• Exercise: Your answer is a copy of every line in the records where "name" appears.

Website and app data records
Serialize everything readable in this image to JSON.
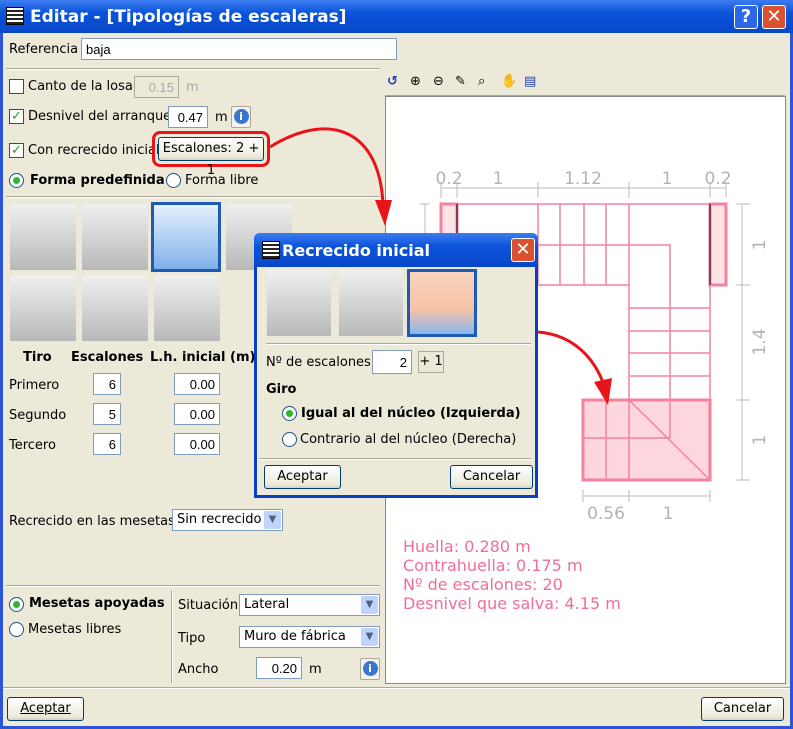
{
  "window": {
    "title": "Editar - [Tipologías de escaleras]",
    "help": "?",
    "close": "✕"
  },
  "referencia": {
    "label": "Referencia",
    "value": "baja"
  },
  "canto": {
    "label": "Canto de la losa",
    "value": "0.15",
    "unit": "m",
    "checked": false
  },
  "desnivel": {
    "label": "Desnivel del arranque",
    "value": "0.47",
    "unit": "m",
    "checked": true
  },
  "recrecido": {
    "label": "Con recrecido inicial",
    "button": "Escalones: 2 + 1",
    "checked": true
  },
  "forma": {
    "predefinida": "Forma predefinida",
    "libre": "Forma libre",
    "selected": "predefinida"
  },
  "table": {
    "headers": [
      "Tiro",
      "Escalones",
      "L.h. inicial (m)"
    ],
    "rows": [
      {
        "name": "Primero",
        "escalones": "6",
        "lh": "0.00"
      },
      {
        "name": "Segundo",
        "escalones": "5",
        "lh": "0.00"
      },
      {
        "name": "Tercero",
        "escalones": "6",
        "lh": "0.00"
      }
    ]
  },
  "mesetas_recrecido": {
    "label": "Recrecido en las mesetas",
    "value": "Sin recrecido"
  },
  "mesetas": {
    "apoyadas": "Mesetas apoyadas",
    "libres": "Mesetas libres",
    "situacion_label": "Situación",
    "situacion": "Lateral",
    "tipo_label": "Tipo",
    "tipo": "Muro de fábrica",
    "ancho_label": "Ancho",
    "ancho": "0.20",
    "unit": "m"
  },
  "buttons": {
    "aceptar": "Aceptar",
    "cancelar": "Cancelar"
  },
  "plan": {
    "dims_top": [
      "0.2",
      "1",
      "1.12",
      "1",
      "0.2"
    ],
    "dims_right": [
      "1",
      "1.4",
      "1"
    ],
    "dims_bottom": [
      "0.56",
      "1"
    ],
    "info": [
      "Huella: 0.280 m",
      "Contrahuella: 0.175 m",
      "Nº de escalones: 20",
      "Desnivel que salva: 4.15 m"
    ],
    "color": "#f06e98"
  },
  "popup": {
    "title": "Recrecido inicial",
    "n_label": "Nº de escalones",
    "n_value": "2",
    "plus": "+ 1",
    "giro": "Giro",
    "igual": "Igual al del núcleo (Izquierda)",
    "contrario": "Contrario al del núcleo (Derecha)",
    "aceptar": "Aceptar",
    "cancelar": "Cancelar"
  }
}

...

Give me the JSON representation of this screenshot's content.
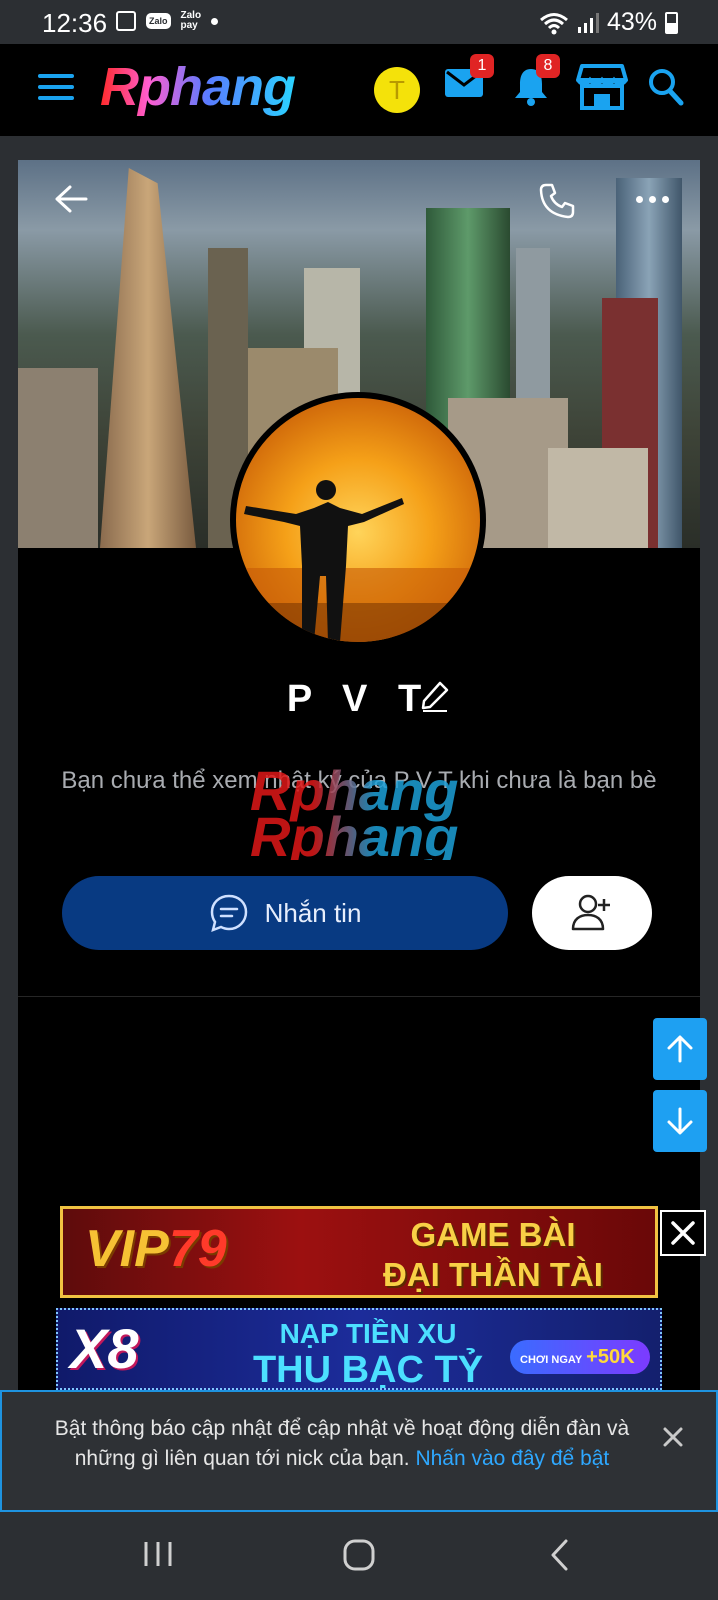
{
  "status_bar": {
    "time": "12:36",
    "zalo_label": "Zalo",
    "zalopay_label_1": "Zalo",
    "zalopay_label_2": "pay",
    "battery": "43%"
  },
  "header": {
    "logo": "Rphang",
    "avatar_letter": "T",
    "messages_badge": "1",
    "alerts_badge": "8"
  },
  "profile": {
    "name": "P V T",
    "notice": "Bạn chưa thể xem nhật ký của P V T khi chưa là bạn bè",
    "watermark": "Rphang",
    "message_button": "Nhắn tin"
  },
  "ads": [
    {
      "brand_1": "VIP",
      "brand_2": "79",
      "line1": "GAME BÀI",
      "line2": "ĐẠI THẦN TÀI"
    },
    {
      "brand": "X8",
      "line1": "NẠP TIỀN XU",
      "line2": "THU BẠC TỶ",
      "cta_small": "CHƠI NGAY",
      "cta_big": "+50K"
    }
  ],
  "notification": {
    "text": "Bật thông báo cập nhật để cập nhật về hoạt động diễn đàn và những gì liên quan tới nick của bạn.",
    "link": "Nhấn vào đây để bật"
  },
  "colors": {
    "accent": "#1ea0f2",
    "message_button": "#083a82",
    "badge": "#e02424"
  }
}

• Answer to the problem:
        "name": "Primero",
        "name": "Segundo",
        "name": "Tercero",
    "name": "P V T",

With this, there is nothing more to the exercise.